Universe elements are like everything else in the story. Feel free to include them all you want in the first draft, but when you’re editing, really think about whether or not that information is actually doing anything for the story. I know how tempting it is to include every single thing about the universe and how it all feels important so that the readers know exactly what they’re dealing with in terms of the universe, but it’s probably not all necessary.
When you’re looking over those parts of your story, keep the same thing in mind as you have with the rest of the story:3 Is this actually important to the narrative? Does it further the plot? Does it add to the characters? Does it help the ambiance? Does this element ever come back into play again later?4 If it doesn’t, make it do one of those things somehow. If not, consider cutting it to help keep the story moving at a good pace.
I know I’ve had to do a lot of it with After Destiny. I’ll tell you about some of the world building-related cuts from that later.
So I am a bit of a notebook hoarder. When I go to the bookstore, I always head to the notebooks section and I drool over the books for a good, long while. And then I try my hardest to come up with a reason to get a new one.1 And, of course, this means that I have a bunch of them on my shelf and it was a bit of a mess.
It was time to clean them up, so I finally went through them all and got them together. First was getting them off the damn shelf to see just how many there were and… well, I wasn’t really expecting that I had THAT many.
I needed a system. I always need a system. I hadn’t even looked at half of these since I started actually getting things together and started working on finishing stories. So, naturally, I spent a long time trying to figure out what all the stories in them were2 before splitting them into categories.
Stuff I’m currently working on:
Stuff I want to work on next:
Notebooks for stories that I already had notebooks for:
Blank notebooks I haven’t used yet:

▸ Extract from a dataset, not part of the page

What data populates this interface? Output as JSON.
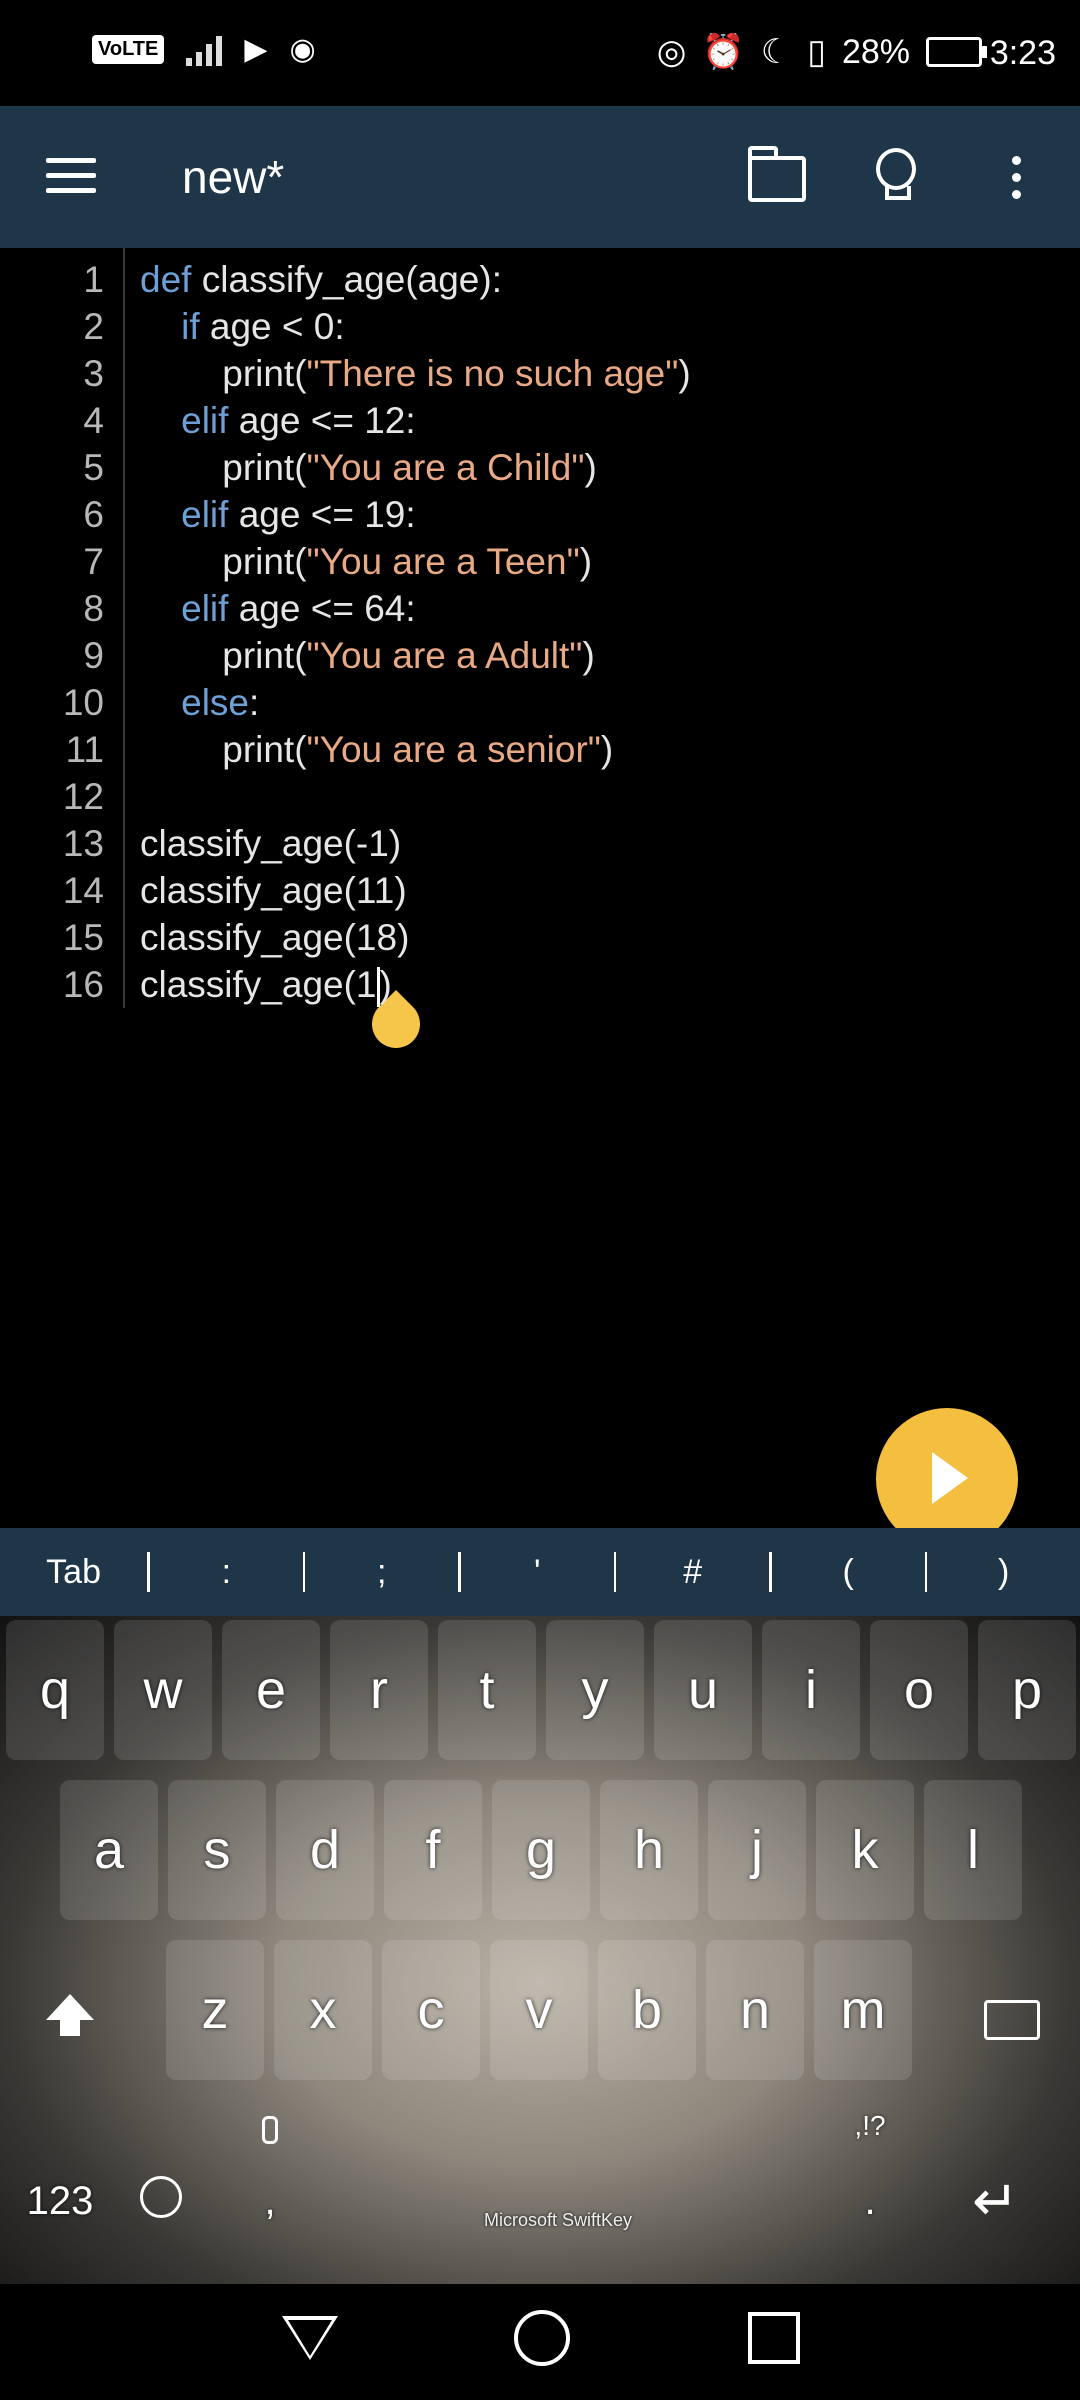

Not actually for projects:
And then throw them all onto the shelf roughly in size order. Because I have no idea what priority any of these go in or when I’ll actually get around to any of them. And by throw, I mean shove them in and pack them so tightly that I can barely pull one out anymore.
And that is the grand tour of my notebooks shelf. Now that I can’t get distracted by that mess anymore, I’m getting back to work.3